Among the entries below, which lines include the string "Shared"? Show each one.

### DATASET

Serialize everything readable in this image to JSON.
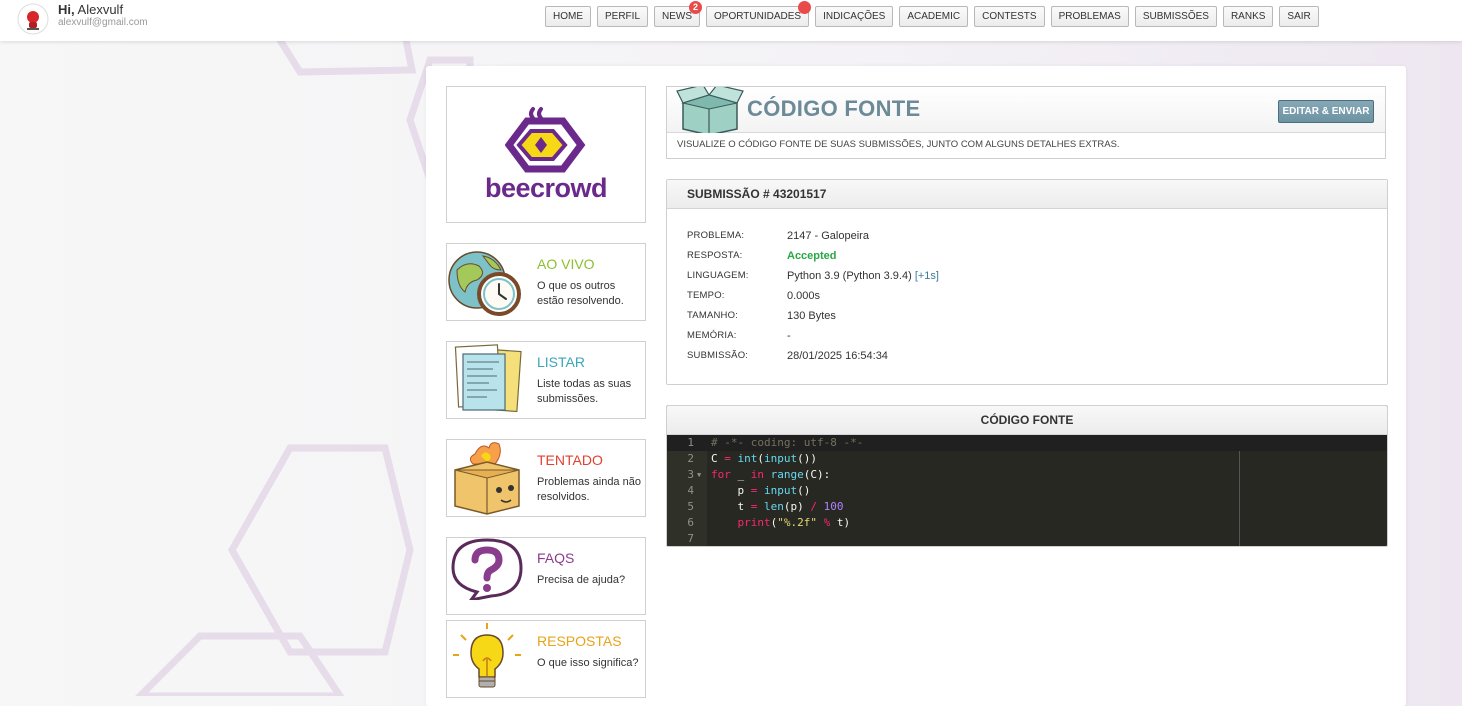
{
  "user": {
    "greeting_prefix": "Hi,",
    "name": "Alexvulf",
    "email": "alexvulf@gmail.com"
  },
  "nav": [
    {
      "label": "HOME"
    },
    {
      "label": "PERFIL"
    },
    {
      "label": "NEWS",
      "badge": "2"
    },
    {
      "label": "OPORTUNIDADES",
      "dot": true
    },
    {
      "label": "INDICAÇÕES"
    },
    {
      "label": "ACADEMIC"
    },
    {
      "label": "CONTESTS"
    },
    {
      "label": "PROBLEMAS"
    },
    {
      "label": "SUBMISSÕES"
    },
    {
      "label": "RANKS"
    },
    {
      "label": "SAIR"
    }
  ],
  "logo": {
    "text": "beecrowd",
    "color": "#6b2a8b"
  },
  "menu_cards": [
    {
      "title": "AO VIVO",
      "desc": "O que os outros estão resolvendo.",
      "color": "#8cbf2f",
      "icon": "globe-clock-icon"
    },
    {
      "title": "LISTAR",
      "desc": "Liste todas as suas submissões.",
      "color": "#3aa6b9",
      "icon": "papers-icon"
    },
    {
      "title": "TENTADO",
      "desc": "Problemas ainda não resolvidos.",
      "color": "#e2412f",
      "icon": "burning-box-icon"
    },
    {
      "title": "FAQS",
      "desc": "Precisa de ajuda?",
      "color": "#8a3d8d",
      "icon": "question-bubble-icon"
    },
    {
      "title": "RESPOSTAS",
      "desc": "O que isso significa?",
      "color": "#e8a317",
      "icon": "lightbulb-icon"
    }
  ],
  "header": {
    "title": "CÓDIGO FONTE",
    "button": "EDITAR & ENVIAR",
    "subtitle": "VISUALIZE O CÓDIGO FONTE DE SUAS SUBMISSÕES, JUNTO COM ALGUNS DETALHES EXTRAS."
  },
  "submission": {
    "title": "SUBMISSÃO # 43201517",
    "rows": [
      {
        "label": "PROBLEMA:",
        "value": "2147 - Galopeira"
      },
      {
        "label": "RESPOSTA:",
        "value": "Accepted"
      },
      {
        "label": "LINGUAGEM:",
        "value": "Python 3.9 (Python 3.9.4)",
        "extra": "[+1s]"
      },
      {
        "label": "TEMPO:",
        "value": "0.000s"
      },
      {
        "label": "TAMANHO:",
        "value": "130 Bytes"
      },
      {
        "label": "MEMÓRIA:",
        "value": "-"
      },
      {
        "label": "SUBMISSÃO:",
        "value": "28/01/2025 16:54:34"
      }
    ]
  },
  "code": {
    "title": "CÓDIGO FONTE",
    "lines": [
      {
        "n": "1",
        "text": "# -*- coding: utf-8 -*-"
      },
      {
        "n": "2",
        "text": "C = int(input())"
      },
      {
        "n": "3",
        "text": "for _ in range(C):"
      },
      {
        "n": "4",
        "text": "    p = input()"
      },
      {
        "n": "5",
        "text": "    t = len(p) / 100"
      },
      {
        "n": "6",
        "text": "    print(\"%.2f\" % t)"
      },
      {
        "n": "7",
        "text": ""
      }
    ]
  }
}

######
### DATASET

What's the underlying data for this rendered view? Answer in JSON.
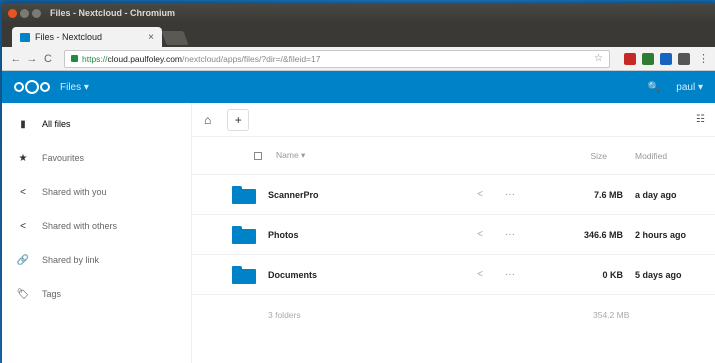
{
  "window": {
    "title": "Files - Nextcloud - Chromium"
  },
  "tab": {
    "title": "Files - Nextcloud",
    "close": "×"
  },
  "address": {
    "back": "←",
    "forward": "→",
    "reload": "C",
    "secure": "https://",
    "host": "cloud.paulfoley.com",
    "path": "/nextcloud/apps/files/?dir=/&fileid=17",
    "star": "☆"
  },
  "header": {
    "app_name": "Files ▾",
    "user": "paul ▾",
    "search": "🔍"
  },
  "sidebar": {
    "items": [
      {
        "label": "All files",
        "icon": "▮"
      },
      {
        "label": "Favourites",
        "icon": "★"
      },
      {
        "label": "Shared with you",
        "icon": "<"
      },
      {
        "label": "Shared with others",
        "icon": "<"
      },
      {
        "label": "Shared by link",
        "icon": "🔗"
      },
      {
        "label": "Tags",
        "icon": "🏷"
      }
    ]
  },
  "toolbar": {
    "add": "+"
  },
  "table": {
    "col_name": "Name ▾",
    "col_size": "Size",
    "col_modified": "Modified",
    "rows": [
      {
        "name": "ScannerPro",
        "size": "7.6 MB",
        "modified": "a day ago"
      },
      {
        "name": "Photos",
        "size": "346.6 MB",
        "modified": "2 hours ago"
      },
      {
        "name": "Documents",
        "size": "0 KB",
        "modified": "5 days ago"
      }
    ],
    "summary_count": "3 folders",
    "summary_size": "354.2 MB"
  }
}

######

## WRITTEN ANSWER
        "label": "Shared with you",
        "label": "Shared with others",
        "label": "Shared by link",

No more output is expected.